    And the bit about your daughter selling drugs because she doesnt have enough money (ie you dont give her enough) is a bunch of baloney!! I have one kid who at age 22 has only had one or two short lived jobs... and one kid who got a job as a junior in HS and kept that job through HS and now works there when home on breaks!

    I think most kids who get seriously invovled in drugs get involved in dealing in some form or another. I was shocked last night to hear from my daughter that there were rumors in HS when she was a freshman that my son was dealing!!! I never knew that and was like why didnt you tell me??? Duh.... I knew he had a drug problem but didnt know that.

    Bottom line you cannot trust your daughter and right now you cant believe anything she tells you about her drug use or her dealing.

    Hugs I know all too well how hard this is.


    Sent from my iPad using ConductDisorders
  19. MommaMia

    MommaMia New Member

    Any new updates? Don't blame yourself regarding the allowance, Green. She is 18 and can get a job. She is going to get into serious trouble if she does not stop dealing immediately, which I think you are very aware of.
  20. Kathy813

    Kathy813 Well-Known Member Staff Member

    Hello and welcome to the board. I am the Kathy that TL referenced in her post. My daughter started her long decline into substance abuse when she was about your daughter's age.

    I let fear keep me from facing the hard truths for a long time. Instead of helping my daughter, I just put off the inevitable. We would kick her out and then relent and let her come back home. Each time we thought things were better only to find out she was still drinking and using.

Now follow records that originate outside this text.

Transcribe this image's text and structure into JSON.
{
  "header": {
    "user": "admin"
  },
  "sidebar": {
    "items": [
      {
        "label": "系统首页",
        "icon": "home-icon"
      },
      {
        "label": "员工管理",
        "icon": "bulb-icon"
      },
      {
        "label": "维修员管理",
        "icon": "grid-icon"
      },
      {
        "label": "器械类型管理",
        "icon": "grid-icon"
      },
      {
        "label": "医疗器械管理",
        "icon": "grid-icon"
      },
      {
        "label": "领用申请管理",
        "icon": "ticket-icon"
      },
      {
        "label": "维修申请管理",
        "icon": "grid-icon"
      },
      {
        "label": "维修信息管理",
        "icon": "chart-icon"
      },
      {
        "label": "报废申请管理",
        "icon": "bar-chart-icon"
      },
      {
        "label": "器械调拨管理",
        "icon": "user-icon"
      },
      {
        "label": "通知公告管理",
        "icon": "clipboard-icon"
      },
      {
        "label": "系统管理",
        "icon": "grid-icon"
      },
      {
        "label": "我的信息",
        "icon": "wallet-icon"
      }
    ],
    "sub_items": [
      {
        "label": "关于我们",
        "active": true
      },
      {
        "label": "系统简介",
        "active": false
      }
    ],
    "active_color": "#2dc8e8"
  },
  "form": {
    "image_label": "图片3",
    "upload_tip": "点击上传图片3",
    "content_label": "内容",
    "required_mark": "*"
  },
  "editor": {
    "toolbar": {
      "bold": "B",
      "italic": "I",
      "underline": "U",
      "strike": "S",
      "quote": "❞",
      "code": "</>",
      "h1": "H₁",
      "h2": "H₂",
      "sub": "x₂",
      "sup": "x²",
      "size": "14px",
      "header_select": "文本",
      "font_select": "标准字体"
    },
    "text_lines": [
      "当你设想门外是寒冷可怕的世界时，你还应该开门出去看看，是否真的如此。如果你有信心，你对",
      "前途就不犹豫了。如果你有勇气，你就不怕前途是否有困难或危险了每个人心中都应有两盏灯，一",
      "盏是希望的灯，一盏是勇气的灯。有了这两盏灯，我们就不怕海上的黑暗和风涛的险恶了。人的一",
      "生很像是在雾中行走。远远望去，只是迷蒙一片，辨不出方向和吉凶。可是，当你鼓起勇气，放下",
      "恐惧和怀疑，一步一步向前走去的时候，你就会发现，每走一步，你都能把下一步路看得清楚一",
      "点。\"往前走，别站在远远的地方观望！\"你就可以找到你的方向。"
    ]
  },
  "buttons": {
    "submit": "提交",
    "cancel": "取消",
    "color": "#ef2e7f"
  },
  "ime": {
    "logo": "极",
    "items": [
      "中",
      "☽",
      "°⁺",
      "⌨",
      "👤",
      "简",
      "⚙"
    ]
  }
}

    She progressed from pills and pot and alcohol to heroin last year. My difficult child OD'd on heroin on our living room couch and my husband found her in the nick of time. He and the lady that was there to clean our house took turns doing chest compressions which kept difficult child alive until the EMT's could get there and administer Narcan which brought her back around.

    Ironically, almost losing her finally gave us the strength to do what finally seemed to work. Here DBT therapist told us that she needed long term residential treatment in a dual diagnosis center. We called them and they gave us three names of Interventionists in our area. We used one to help us finally get our difficult child out of our house (it took a temporary protection order with officers coming to our house telling her that she had to leave) and off to the Residential Treatment Center (RTC).

    Our difficult child stayed in Florida after completing the 3 month residential treatment program and the follow up intensive outpatient treatment. She has a full time job now and is financially independent of us for the most part. She told me at Christmas that she had just celebrated her one year sobriety date.

    One important component to her recovery was telling her that she could not ever come home to live again. Her treatment team made it clear to her that going back home to live was not their recommendation which made it easier for us to say no.

    Of course, my difficult child is ten years older than yours. However, I wish we had taken this stand years ago instead of enabling her drug and alcohol use. If I were you, I would tell your difficult child that you will only support her if she is in rehab or a sober living facility and that you will not let her live in your home while selling and/or using drugs.

    One more thing, I tried Al-Anon a couple of times and really did not like the meetings. However, I did start going to a therapist to help me set boundaries with my difficult child and stop enabling her. It has been a tremendous source of support and I don't know how would have survived the past year without her.

    Keep posting, too. We have walked in your shoes and really understand what you are going through. We are here to listen and offer support and advice.